Television Newsroom Diversity and Civic Engagement | MIT Center for Civic Media
This is a collaborative blog post between Hailey Lee and I about our final project for CMS.360, Intro to Civic Media. Our project is entitled “Television Newsroom Diversity and Civic Engagement.”
In the United States, employment demographics for television news do not accurately reflect the nation’s ethnic makeup. According to the Radio and Television Digital News Association’s 2011 report on women and minorities in the news, “In the last 21years, the minority population in the U.S. has risen 9.5 percent; but the minority workforce in TV news is up 2.7 percent.” Minorities make up only 20.5 percent of TV newsrooms, but represent about 33 percent of the population of the United States.# The goals of this paper are to 1) identify the issues correlated with the lack of minority representation in TV newsrooms, 2) demonstrate the feasibility of a positive correlation between TV newsroom diversity and civic engagement through a ‘best-fit’ model, 3) advocate for a partnership between ethnic media organizations and traditional TV news channels to best cater to the minority audiences’ interests and needs.

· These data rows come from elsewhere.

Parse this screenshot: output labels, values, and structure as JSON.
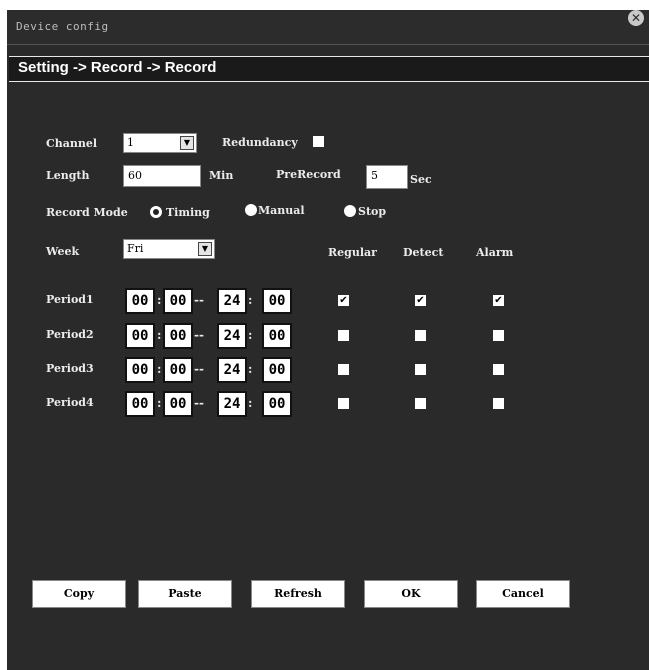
{
  "window": {
    "title": "Device config",
    "close_icon": "close-icon"
  },
  "breadcrumb": "Setting -> Record -> Record",
  "channel": {
    "label": "Channel",
    "value": "1"
  },
  "redundancy": {
    "label": "Redundancy",
    "checked": false
  },
  "length": {
    "label": "Length",
    "value": "60",
    "unit": "Min"
  },
  "prerecord": {
    "label": "PreRecord",
    "value": "5",
    "unit": "Sec"
  },
  "record_mode": {
    "label": "Record Mode",
    "options": [
      {
        "label": "Timing",
        "selected": true
      },
      {
        "label": "Manual",
        "selected": false
      },
      {
        "label": "Stop",
        "selected": false
      }
    ]
  },
  "week": {
    "label": "Week",
    "value": "Fri"
  },
  "columns": {
    "regular": "Regular",
    "detect": "Detect",
    "alarm": "Alarm"
  },
  "periods": [
    {
      "label": "Period1",
      "start_h": "00",
      "start_m": "00",
      "end_h": "24",
      "end_m": "00",
      "regular": true,
      "detect": true,
      "alarm": true
    },
    {
      "label": "Period2",
      "start_h": "00",
      "start_m": "00",
      "end_h": "24",
      "end_m": "00",
      "regular": false,
      "detect": false,
      "alarm": false
    },
    {
      "label": "Period3",
      "start_h": "00",
      "start_m": "00",
      "end_h": "24",
      "end_m": "00",
      "regular": false,
      "detect": false,
      "alarm": false
    },
    {
      "label": "Period4",
      "start_h": "00",
      "start_m": "00",
      "end_h": "24",
      "end_m": "00",
      "regular": false,
      "detect": false,
      "alarm": false
    }
  ],
  "buttons": {
    "copy": "Copy",
    "paste": "Paste",
    "refresh": "Refresh",
    "ok": "OK",
    "cancel": "Cancel"
  },
  "colors": {
    "panel": "#2a2a2a",
    "breadcrumb_bg": "#1a1a1a",
    "text": "#ececec"
  }
}
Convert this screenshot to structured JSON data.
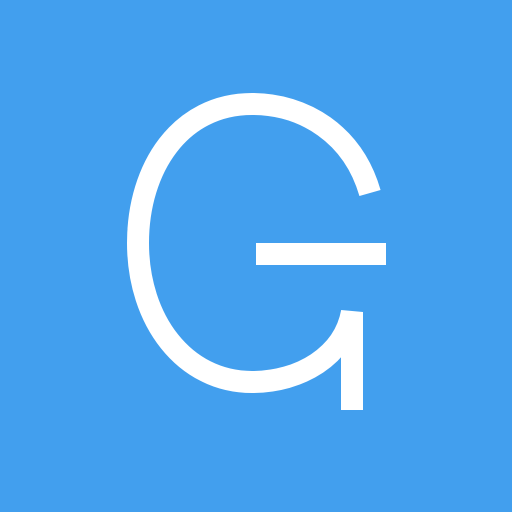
{
  "icon": {
    "logo_letter": "G",
    "background_color": "#429FEE",
    "glyph_color": "#FFFFFF",
    "icon_name": "letter-g-logo-icon"
  }
}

We also created a 15 minute long video to accompany our paper. In it, we feature interviews with Frank Herron of the Center on Media Policy at UMass Boston and New England Ethnic Newswire, and Christine Lee of WWLP-22 Springfield. We also analyze the difficulties of man-on-the-street interviews. That video can be found Here.
Changes from our Original Proposal
Originally, the focus of this paper was to gather and analyze the diversity data of the city of Boston and its immediate suburbs. The original title of this project was “Minority Representation in the Boston Television News Industry.” However, the local data was not made available by the RTDNA or the FCC. We found a lack of data about TV newsroom diversity at the local level. Although the initial goal of this paper was to research diversity of local Boston TV newsrooms, failure to obtain any information after contacting both the FCC and the RTDNA for city data forced us to expand our paper to the national scope. The only diversity information we found on Boston TV news networks were regarding the diversity of TV programs that they featured. It would also be most effective if such data sets, once available, could be better publicized and organized into graphics for better visualization. This information needs to be available so that communities can become active in judging whether or not their local news is meeting their needs and reflecting their diversity.
Full Text text
We have published the document via Scribd here. The full text is available for print and download in PDF form.